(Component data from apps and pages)
-.-.-

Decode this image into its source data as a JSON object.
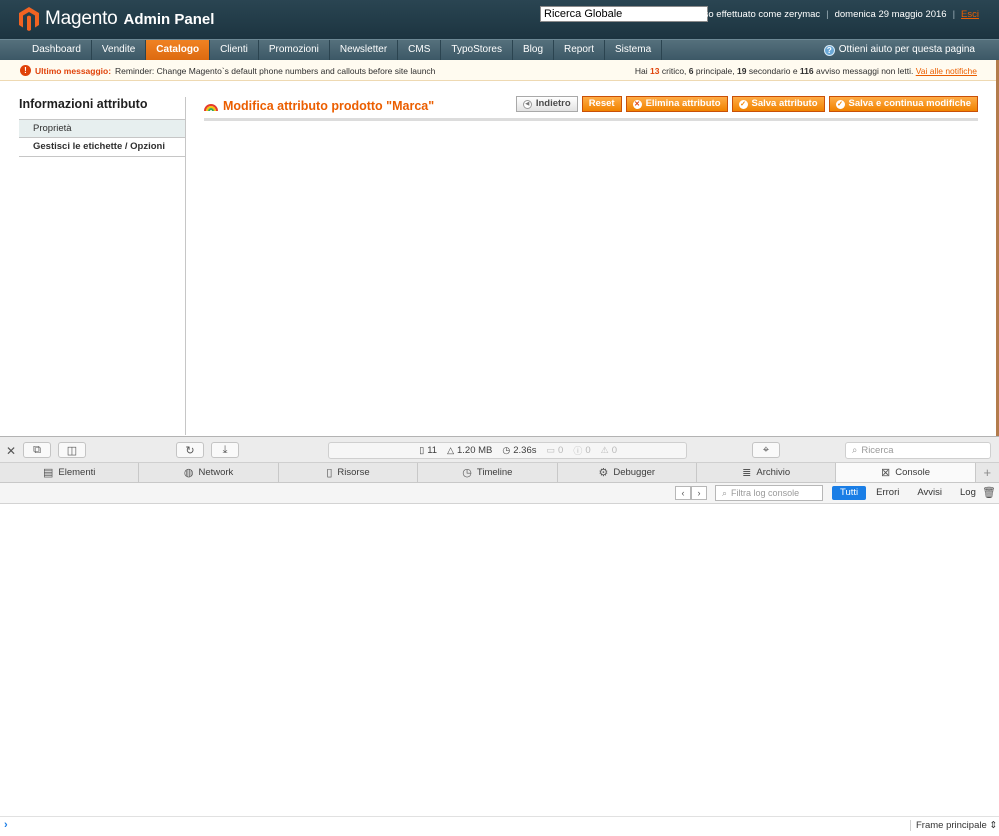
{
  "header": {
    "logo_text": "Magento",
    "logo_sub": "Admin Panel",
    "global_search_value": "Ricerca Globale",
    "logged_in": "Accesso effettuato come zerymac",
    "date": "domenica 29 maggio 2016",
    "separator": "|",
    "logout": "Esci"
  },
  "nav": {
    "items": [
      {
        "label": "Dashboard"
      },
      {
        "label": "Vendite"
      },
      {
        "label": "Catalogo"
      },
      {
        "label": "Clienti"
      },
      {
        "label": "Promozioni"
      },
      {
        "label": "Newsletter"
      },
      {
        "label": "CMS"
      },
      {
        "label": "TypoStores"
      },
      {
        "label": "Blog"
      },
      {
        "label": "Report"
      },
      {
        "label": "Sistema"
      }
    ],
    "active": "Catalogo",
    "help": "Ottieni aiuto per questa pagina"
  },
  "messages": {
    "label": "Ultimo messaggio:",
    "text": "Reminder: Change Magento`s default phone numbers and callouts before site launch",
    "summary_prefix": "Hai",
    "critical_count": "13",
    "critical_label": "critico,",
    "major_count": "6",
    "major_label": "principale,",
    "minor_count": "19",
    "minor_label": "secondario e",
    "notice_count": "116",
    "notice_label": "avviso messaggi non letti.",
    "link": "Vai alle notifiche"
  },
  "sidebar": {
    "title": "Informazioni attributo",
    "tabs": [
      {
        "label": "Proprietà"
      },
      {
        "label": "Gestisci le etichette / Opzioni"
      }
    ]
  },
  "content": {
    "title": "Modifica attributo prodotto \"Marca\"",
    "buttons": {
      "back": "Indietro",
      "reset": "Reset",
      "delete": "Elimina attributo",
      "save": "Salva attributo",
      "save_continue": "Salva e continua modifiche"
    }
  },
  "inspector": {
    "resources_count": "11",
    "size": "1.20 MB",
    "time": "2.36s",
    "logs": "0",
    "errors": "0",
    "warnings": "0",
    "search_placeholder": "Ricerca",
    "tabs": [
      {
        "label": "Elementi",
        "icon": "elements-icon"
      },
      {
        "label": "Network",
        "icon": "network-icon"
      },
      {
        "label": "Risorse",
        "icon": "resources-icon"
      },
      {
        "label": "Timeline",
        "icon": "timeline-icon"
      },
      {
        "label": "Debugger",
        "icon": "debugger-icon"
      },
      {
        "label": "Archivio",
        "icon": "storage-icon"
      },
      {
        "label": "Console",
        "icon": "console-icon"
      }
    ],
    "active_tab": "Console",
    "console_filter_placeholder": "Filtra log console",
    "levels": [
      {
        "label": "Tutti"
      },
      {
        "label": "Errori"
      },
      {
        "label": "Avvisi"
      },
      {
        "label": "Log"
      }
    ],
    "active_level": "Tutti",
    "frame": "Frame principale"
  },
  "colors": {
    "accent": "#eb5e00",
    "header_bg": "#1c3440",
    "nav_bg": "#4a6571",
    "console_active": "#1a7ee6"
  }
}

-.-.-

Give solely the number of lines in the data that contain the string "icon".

» OUTPUT FOR THIS EXERCISE
7